Most professors are busy and rarely have time to actually sit down and talk with students about how they are doing and if they need help. It’s hard sometimes trying to find someone that you feel you can actually form a relationship with.

I took an anthropology class prior to meeting Mrs. Cunningham. This class was the ideal setting of what I had expected a college course to be like, and the workload prepped me for upcoming courses at CCP and university classes like those at Temple.

The class was small so my fellow students and I had the professor all to ourselves if we needed assistance with anything, but the professor seemed distant outside of the typical teacher-student instruction.

I met the same type of relationship while taking a creative writing course. In this class the professor was nice and would always offer his help, but kept his focus mainly on the course material which was scriptwriting. That slowly began to bore many of us because we wanted variety. Some of us were fiction writers and poets and wanted equal attention given to those areas.

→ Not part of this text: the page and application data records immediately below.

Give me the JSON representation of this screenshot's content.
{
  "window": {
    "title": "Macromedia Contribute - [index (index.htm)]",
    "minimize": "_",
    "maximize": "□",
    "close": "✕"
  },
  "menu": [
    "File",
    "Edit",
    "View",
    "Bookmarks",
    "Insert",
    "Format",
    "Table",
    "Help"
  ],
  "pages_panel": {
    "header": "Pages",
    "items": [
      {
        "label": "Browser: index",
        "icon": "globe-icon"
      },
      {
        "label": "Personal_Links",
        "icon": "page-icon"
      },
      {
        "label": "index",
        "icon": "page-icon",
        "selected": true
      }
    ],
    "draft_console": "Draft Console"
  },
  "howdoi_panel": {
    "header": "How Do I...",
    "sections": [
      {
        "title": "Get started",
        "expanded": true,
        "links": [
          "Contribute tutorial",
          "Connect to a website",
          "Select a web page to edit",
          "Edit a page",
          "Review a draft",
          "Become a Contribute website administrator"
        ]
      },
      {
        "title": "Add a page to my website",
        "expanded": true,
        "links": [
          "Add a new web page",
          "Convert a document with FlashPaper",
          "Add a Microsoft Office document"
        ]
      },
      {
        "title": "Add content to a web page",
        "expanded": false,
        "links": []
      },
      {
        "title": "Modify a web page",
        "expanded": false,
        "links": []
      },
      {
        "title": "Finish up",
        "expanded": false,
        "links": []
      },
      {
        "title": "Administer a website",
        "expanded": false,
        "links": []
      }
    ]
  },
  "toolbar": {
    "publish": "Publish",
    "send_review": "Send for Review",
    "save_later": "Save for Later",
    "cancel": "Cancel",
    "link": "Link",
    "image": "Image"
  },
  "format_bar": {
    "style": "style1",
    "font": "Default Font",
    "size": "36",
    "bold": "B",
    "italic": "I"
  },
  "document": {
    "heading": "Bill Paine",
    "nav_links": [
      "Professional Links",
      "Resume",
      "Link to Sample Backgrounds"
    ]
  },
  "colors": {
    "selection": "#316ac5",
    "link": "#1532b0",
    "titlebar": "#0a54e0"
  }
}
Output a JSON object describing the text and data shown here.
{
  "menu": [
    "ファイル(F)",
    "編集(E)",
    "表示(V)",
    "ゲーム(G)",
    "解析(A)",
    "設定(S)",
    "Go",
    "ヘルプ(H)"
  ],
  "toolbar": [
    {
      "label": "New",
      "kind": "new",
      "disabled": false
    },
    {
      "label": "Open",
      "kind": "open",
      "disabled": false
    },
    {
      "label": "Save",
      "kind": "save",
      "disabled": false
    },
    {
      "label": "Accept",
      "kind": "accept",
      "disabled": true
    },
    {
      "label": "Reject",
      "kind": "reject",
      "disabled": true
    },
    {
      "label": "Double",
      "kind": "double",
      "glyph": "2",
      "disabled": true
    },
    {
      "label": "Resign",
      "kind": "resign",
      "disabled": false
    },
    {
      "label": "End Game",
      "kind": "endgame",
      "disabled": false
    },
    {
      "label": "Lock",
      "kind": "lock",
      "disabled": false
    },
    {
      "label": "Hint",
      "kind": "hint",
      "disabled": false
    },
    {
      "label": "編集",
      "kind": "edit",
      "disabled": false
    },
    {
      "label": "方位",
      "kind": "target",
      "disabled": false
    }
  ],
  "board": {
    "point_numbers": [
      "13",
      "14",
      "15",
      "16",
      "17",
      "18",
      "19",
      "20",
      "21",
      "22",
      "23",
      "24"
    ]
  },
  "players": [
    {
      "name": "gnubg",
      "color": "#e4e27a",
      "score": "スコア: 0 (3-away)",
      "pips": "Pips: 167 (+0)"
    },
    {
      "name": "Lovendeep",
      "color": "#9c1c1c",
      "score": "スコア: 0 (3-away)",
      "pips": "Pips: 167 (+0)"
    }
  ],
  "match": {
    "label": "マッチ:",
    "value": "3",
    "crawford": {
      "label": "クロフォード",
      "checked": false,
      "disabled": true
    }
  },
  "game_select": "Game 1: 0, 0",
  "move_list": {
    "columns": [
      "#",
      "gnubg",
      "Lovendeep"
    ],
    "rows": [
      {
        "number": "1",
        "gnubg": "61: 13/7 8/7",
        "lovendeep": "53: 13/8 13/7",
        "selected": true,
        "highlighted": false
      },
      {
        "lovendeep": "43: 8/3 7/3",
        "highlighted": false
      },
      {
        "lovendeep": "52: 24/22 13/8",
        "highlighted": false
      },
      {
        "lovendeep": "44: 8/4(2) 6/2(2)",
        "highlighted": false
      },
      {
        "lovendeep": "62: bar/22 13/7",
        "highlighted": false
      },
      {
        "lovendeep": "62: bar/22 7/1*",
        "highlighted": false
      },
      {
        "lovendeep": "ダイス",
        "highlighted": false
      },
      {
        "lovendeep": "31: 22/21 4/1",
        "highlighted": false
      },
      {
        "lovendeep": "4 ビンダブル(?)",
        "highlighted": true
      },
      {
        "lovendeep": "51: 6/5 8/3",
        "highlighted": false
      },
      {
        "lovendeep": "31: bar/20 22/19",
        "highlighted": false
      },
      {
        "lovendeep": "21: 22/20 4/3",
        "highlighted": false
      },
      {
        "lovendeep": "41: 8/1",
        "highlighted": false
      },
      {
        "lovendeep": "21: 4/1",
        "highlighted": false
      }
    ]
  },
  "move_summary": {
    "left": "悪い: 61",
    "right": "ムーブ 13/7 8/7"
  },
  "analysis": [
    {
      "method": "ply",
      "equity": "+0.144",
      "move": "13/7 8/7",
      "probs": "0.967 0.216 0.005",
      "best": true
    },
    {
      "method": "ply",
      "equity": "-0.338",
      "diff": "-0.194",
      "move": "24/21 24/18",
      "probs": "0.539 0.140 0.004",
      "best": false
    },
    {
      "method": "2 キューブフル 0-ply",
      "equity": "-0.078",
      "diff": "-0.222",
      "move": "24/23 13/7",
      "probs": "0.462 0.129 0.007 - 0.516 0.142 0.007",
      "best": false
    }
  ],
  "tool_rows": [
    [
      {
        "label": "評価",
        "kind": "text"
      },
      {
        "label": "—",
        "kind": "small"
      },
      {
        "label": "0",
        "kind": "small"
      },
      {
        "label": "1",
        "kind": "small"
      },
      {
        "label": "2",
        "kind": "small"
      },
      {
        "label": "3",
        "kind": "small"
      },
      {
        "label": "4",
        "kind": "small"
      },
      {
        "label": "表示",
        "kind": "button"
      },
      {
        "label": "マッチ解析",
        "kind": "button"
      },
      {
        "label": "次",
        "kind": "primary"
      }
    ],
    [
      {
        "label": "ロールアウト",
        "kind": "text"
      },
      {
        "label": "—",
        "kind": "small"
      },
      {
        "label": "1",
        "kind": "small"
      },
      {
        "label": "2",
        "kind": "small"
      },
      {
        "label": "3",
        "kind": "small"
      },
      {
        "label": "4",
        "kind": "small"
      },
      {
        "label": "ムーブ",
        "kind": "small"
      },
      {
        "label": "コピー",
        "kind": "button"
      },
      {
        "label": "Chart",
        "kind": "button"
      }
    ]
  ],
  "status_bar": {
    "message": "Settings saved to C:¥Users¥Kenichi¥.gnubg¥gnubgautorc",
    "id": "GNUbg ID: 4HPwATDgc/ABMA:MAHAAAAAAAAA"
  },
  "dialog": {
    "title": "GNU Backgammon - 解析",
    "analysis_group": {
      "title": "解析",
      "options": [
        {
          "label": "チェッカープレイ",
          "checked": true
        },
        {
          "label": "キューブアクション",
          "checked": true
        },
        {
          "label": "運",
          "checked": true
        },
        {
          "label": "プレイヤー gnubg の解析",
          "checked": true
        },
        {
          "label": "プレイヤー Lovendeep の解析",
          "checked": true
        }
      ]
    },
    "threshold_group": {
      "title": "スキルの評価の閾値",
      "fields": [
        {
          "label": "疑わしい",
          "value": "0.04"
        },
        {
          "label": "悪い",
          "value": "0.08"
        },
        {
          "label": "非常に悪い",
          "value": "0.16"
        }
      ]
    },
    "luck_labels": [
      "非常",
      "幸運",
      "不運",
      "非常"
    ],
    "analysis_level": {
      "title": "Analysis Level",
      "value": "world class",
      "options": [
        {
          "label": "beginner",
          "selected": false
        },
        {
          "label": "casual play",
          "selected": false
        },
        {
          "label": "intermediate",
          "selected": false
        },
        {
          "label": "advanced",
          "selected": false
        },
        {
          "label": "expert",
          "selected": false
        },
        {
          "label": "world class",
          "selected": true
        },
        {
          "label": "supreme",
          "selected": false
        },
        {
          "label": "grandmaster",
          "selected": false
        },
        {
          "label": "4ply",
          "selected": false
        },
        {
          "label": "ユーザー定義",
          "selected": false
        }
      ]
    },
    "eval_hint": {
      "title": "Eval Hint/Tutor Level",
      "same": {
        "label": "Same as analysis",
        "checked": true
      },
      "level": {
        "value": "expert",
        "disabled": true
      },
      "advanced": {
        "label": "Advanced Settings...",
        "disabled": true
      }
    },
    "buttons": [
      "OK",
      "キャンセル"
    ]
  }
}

But I wanted the same feeling and care with this professor that I had shared with Mrs. Cunningham. I realize that the experience I had with her is sometimes rare and often hard to find, so though I’m now a Temple student and a short distance away, I try and visit her every chance I get.

Every day I carry with me the last thing she said to me during a ceremony CCP held for its creative writing graduates. She said through a smile, “I’m here for you. I’m so proud of you.”

Those words have made all the difference.